Scott said the last thing he wants is for the newly-launched operation to clear away open-air drug markets, only to have criminal return a month later. Scott said his goal is long-term changes with long-term solutions.

Nearly 500 Suspected SF Drug Dealers Failed To Show Up In Court

Even after a street drug dealer is arrested by police and charged by prosecutors for trafficking fentanyl, there’s no guarantee that the suspect will actually show up for their day in court.

Between July 2022 and April 2023, the District Attorney’s Office filed 638 felony narcotics sales cases. Prosecutors urged judges overseeing 16 of the cases to keep the suspects in jail leading up to their trials. Only seven suspects were denied bail.

Right now, there are nearly 500 alleged San Francisco drug dealers who are free from custody and failed to appear in court to face charges. “Currently there are 494 individuals with open bench warrants who failed to appear for narcotics sales cases who were released by the court,” the District Attorney’s Office wrote Friday.
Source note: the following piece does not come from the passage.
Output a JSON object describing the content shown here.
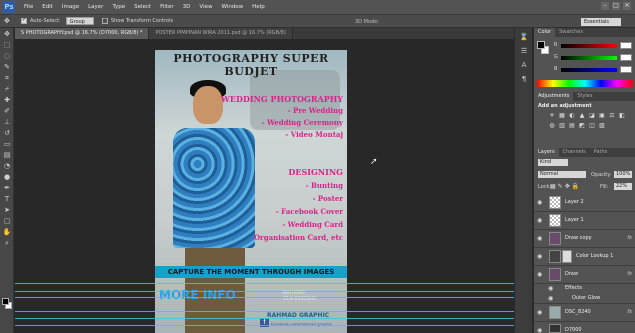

“The criminal justice system needs to recognize that drug dealing is a serious crime,” said District Attorney Brooke Jenkins.  “Communities are under siege by rampant, open-air drug dealing and we must do everything we can to protect public safety and ensure that there are consequences for suspected drug dealers.”

District Attorney Jenkins said her prosecutors have been faced with a new problem inside courtrooms while trying to keep alleged drug dealers locked up. Many of the defendants “are asserting a human trafficking defense,” claiming they were forced to sell fentanyl against their will, Jenkins said. Prosecutors do not believe these claims, Jenkins added, and are working to “dispel that notion.”

One recently-busted drug dealer, 23-year-old David Diaz-Morazan, sold fentanyl and methamphetamine to undercover SFPD police officers on April 3, 4, and 11, according to prosecutors. He was arrested on April 25.

Following Diaz-Morazan’s arrest, the SFPD’s narcotics unit and US Drug Enforcement Agency served a search warrant at a residence in Oakland that resulted in the seizure of 4.9 kilograms (just over 11 pounds) of fentanyl, as well as 95.8 grams of methamphetamine, $9,810 in cash, a hydraulic press, packaging materials, and heavy-duty respirators. It is estimated that one kilogram of fentanyl has the potential to kill 500,000 people.

“The fentanyl crisis is a serious threat to public health and the safety of our communities,” said Attorney General Rob Bonta. “We stand ready to provide legal expertise and assistance in prosecuting complex and multi-jurisdictional cases and protect our communities from those who traffic deadly poison.”